3. Write down the exact language they use. Did they really say, “I want a solution that’s easy, fast, and secure?” No, they did not. WRITE DOWN WHAT THEY ACTUALLY SAY. “I hate how these jeans look on me” is a terrific response. “Every day I wake up, I just dread going to work” is another.
Use technology to your advantage Successful big businesses know how to use available technology to increase their productivity and streamline their operations. Doing the same for your small business does not mean you have to spend thousands of dollars on the most high-end equipment available. But you do need to be smart about the technology you choose to implement in your business.
Consider if it is possible. Before going too far, think about how plausible your idea is. Is it something that people would actually pay for? Will it turn enough of a profit to be worth spending your time to do it? You will also need to be sure that it is possible to put into action. While it would be great to have a computer which makes food magically appear out of thin air, this is simply impossible (unless you’re Patrick Stewart.)
I am from INDIA now my age is 40 but I want to start a small business but not getting better idea how can I start a business and where I can get better help mean guide line to raise funding from bank and which small business should I can get with small funding.
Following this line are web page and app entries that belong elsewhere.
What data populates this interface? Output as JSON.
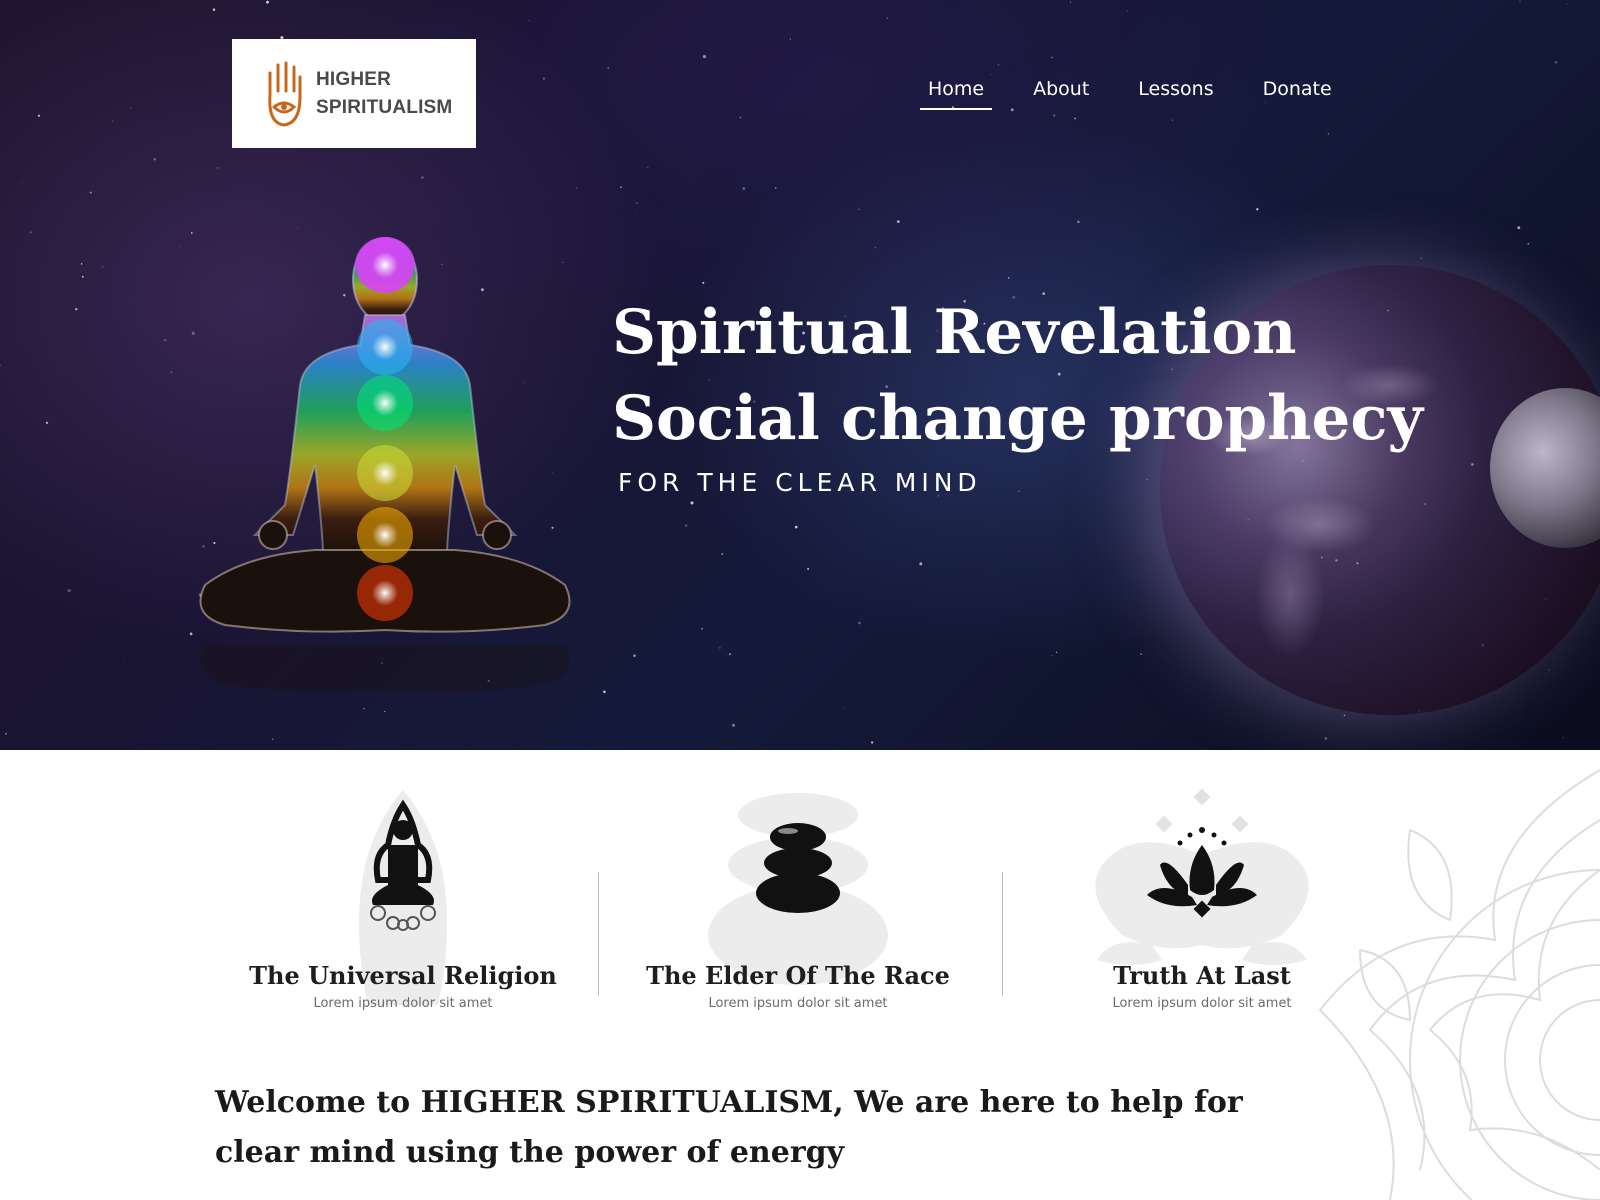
{
  "brand": {
    "line1": "HIGHER",
    "line2": "SPIRITUALISM",
    "icon": "hamsa-hand-icon",
    "icon_color": "#c8661d"
  },
  "nav": {
    "items": [
      {
        "label": "Home",
        "active": true
      },
      {
        "label": "About",
        "active": false
      },
      {
        "label": "Lessons",
        "active": false
      },
      {
        "label": "Donate",
        "active": false
      }
    ]
  },
  "hero": {
    "title_line1": "Spiritual Revelation",
    "title_line2": "Social change prophecy",
    "subtitle": "FOR THE CLEAR MIND"
  },
  "features": [
    {
      "icon": "meditation-figure-icon",
      "title": "The Universal Religion",
      "desc": "Lorem ipsum dolor sit amet"
    },
    {
      "icon": "stacked-stones-icon",
      "title": "The Elder Of  The Race",
      "desc": "Lorem ipsum dolor sit amet"
    },
    {
      "icon": "lotus-flower-icon",
      "title": "Truth At Last",
      "desc": "Lorem ipsum dolor sit amet"
    }
  ],
  "welcome": {
    "text": "Welcome to HIGHER SPIRITUALISM, We are here to help for clear mind using the power of  energy"
  },
  "colors": {
    "hero_bg": "#1a1433",
    "text_dark": "#1e1e1e",
    "chakra_colors": [
      "#e040fb",
      "#29b6f6",
      "#00e676",
      "#cddc39",
      "#ffb300",
      "#ff3d00"
    ]
  }
}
Remember that nothing happens until a sale is made. How many good products go nowhere because they don’t reach the shelves? Sales are what drive your business. You need a crackerjack marketing plan that details how you intend to package, promote, distribute, price, and sell your product or service.
Set up an online system. If you plan to have products for sale online you will need to make sure to set up an accord online payment system. Services like PayPal make this incredibly easy. Research to find out which method is best for you. However, make sure that whatever system you use is secure. You don’t want either your information or your customer’s information to be hacked or taken advantage of.
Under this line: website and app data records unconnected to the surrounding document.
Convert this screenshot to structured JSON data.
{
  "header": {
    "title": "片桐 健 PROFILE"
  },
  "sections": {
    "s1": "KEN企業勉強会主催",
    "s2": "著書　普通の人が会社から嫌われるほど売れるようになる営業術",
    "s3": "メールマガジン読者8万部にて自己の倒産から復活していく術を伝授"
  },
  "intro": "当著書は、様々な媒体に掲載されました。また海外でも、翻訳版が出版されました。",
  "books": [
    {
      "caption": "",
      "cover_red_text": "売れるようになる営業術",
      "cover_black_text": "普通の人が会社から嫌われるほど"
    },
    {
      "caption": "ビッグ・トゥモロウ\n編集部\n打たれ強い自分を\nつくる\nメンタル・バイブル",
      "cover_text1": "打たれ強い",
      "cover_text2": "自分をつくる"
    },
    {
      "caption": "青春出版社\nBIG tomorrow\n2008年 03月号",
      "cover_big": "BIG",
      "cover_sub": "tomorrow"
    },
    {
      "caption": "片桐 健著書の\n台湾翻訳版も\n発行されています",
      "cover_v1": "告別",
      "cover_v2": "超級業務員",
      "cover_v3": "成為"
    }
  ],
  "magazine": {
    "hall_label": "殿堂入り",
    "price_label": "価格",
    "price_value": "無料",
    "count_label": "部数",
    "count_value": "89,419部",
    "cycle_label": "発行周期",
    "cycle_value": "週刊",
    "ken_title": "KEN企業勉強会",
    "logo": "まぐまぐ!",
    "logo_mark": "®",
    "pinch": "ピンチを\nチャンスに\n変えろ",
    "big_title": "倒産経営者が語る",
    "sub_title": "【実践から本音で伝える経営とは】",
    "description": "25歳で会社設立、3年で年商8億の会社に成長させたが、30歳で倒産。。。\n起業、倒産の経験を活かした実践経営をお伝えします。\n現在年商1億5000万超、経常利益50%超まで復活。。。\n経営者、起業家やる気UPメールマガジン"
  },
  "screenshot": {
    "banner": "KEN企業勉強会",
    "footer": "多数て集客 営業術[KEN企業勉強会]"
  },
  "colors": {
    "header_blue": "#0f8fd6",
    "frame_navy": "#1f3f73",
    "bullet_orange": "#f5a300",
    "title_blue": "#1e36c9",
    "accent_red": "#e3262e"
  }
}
The old saying, “Rome was not built in a day,” applies here. Just because you open a business doesn’t mean you’re going to immediately start making money. It takes time to let people know who you are, so stay focused on achieving your short-term goals.
Report. No matter which source you raise funds from, be sure to provide key operating, strategic and accounting information to your financiers periodically, usually twice a year. It’s a good idea to hold a board meeting if everyone can physically attend. If not, do it via teleconference.
Get an office. You will need a space from which to run your business. This can be a home office if you require little space and will not have employees, or it can require an entire workshop or warehouse. Look at renting in a low cost neighborhood or business incubators instead of a fancy address. Some universities make space available at a low rent for new business ventures based on an innovative scientific idea. It depends on what you will be doing and how big you intend your business to be. Make sure the space is coded and legal for how you intend to use it and within your budget.
Starting a business is no small feat. But running it is when the real fun begins. This guide walks you through the basics of running a business, covering everything from managing your finances to planning your marketing efforts and hiring employees.